RECORDED INFORMATION:
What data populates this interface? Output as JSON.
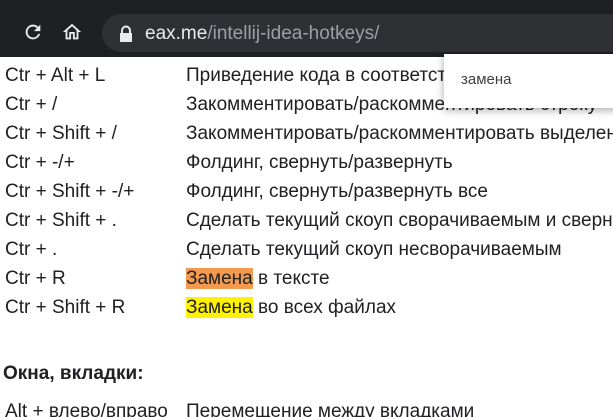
{
  "browser": {
    "url_host": "eax.me",
    "url_path": "/intellij-idea-hotkeys/"
  },
  "find_bar": {
    "query": "замена"
  },
  "shortcuts": [
    {
      "key": "Ctr + Alt + L",
      "desc": "Приведение кода в соответствие"
    },
    {
      "key": "Ctr + /",
      "desc": "Закомментировать/раскомментировать строку"
    },
    {
      "key": "Ctr + Shift + /",
      "desc": "Закомментировать/раскомментировать выделенное"
    },
    {
      "key": "Ctr + -/+",
      "desc": "Фолдинг, свернуть/развернуть"
    },
    {
      "key": "Ctr + Shift + -/+",
      "desc": "Фолдинг, свернуть/развернуть все"
    },
    {
      "key": "Ctr + Shift + .",
      "desc": "Сделать текущий скоуп сворачиваемым и свернуть"
    },
    {
      "key": "Ctr + .",
      "desc": "Сделать текущий скоуп несворачиваемым"
    },
    {
      "key": "Ctr + R",
      "desc_highlight": "Замена",
      "desc_rest": " в тексте"
    },
    {
      "key": "Ctr + Shift + R",
      "desc_highlight": "Замена",
      "desc_rest": " во всех файлах"
    }
  ],
  "section_title": "Окна, вкладки:",
  "next_row": {
    "key": "Alt + влево/вправо",
    "desc": "Перемещение между вкладками"
  }
}
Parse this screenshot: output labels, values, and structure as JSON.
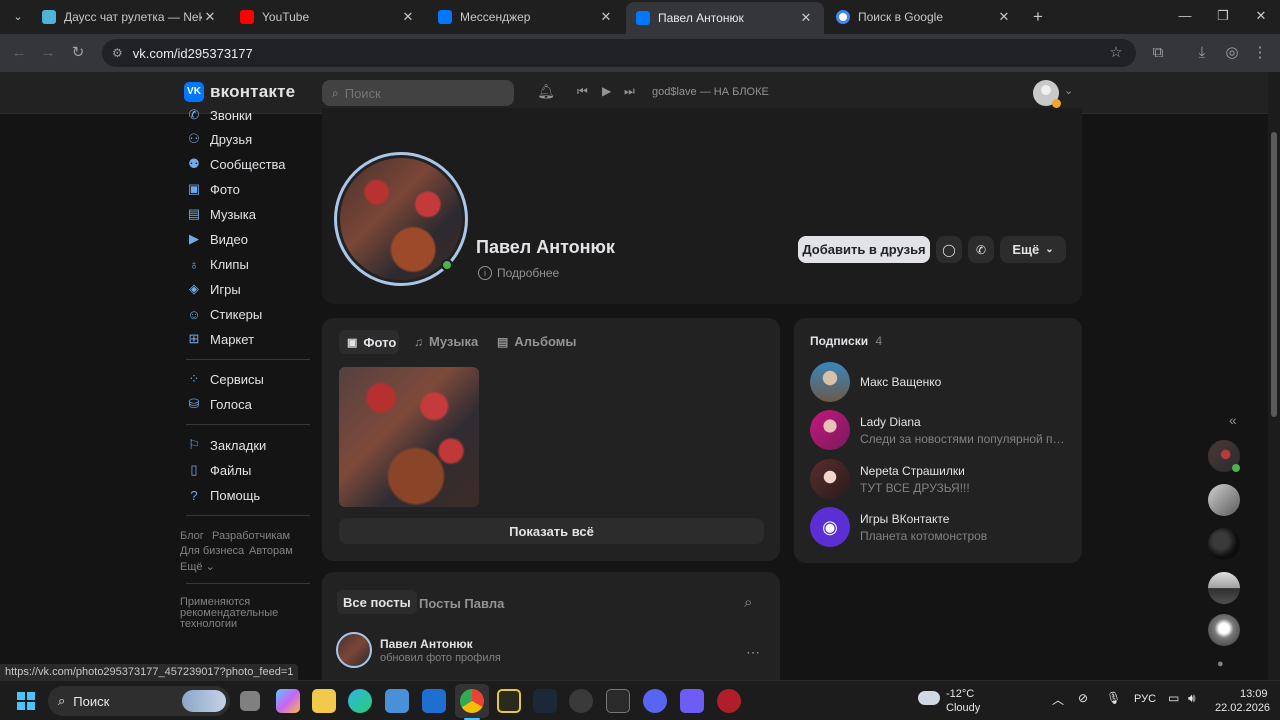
{
  "browser": {
    "tabs": [
      {
        "title": "Даусс чат рулетка — Nekto",
        "color": "#4fb3d9"
      },
      {
        "title": "YouTube",
        "color": "#ff0000"
      },
      {
        "title": "Мессенджер",
        "color": "#0077ff"
      },
      {
        "title": "Павел Антонюк",
        "color": "#0077ff"
      },
      {
        "title": "Поиск в Google",
        "color": "#4285f4"
      }
    ],
    "url": "vk.com/id295373177",
    "status_url": "https://vk.com/photo295373177_457239017?photo_feed=1"
  },
  "vk": {
    "logo_text": "вконтакте",
    "search_placeholder": "Поиск",
    "player_track": "god$lave — НА БЛОКЕ"
  },
  "menu": {
    "items": [
      "Звонки",
      "Друзья",
      "Сообщества",
      "Фото",
      "Музыка",
      "Видео",
      "Клипы",
      "Игры",
      "Стикеры",
      "Маркет"
    ],
    "items2": [
      "Сервисы",
      "Голоса"
    ],
    "items3": [
      "Закладки",
      "Файлы",
      "Помощь"
    ],
    "footer": {
      "blog": "Блог",
      "developers": "Разработчикам",
      "business": "Для бизнеса",
      "authors": "Авторам",
      "more": "Ещё",
      "recommend_1": "Применяются",
      "recommend_2": "рекомендательные",
      "recommend_3": "технологии"
    }
  },
  "profile": {
    "name": "Павел Антонюк",
    "more_info": "Подробнее",
    "add_friend": "Добавить в друзья",
    "more": "Ещё"
  },
  "media": {
    "tabs": [
      "Фото",
      "Музыка",
      "Альбомы"
    ],
    "show_all": "Показать всё"
  },
  "subscriptions": {
    "title": "Подписки",
    "count": "4",
    "items": [
      {
        "name": "Макс Ващенко",
        "desc": ""
      },
      {
        "name": "Lady Diana",
        "desc": "Следи за новостями популярной певи..."
      },
      {
        "name": "Nepeta Страшилки",
        "desc": "ТУТ ВСЕ ДРУЗЬЯ!!!"
      },
      {
        "name": "Игры ВКонтакте",
        "desc": "Планета котомонстров"
      }
    ]
  },
  "posts": {
    "tab_all": "Все посты",
    "tab_own": "Посты Павла",
    "author": "Павел Антонюк",
    "action": "обновил фото профиля"
  },
  "taskbar": {
    "search": "Поиск",
    "weather_temp": "-12°C",
    "weather_desc": "Cloudy",
    "lang": "РУС",
    "time": "13:09",
    "date": "22.02.2026"
  }
}
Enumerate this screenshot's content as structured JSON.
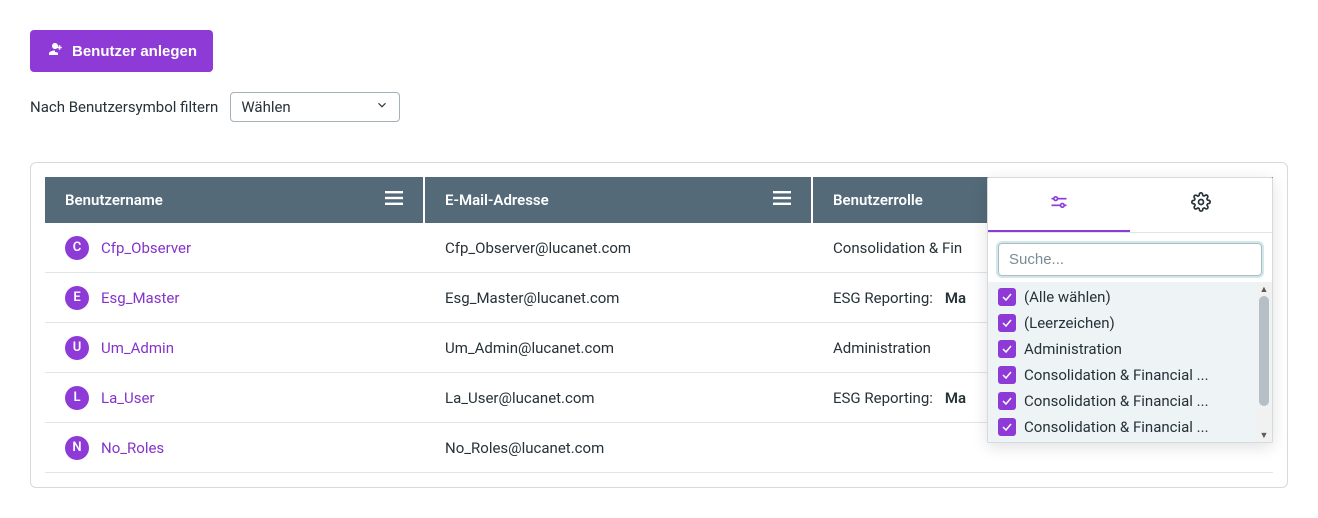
{
  "toolbar": {
    "create_user_label": "Benutzer anlegen"
  },
  "filter": {
    "label": "Nach Benutzersymbol filtern",
    "select_placeholder": "Wählen"
  },
  "table": {
    "columns": {
      "username": "Benutzername",
      "email": "E-Mail-Adresse",
      "role": "Benutzerrolle"
    },
    "rows": [
      {
        "avatar": "C",
        "username": "Cfp_Observer",
        "email": "Cfp_Observer@lucanet.com",
        "role_text": "Consolidation & Fin",
        "role_suffix": ""
      },
      {
        "avatar": "E",
        "username": "Esg_Master",
        "email": "Esg_Master@lucanet.com",
        "role_text": "ESG Reporting: ",
        "role_suffix": "Ma"
      },
      {
        "avatar": "U",
        "username": "Um_Admin",
        "email": "Um_Admin@lucanet.com",
        "role_text": "Administration",
        "role_suffix": ""
      },
      {
        "avatar": "L",
        "username": "La_User",
        "email": "La_User@lucanet.com",
        "role_text": "ESG Reporting: ",
        "role_suffix": "Ma"
      },
      {
        "avatar": "N",
        "username": "No_Roles",
        "email": "No_Roles@lucanet.com",
        "role_text": "",
        "role_suffix": ""
      }
    ]
  },
  "role_filter": {
    "search_placeholder": "Suche...",
    "options": [
      "(Alle wählen)",
      "(Leerzeichen)",
      "Administration",
      "Consolidation & Financial ...",
      "Consolidation & Financial ...",
      "Consolidation & Financial ..."
    ]
  }
}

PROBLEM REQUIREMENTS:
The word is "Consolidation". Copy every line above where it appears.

ANSWER TO THIS TASK:
        "role_text": "Consolidation & Fin",
      "Consolidation & Financial ...",
      "Consolidation & Financial ...",
      "Consolidation & Financial ..."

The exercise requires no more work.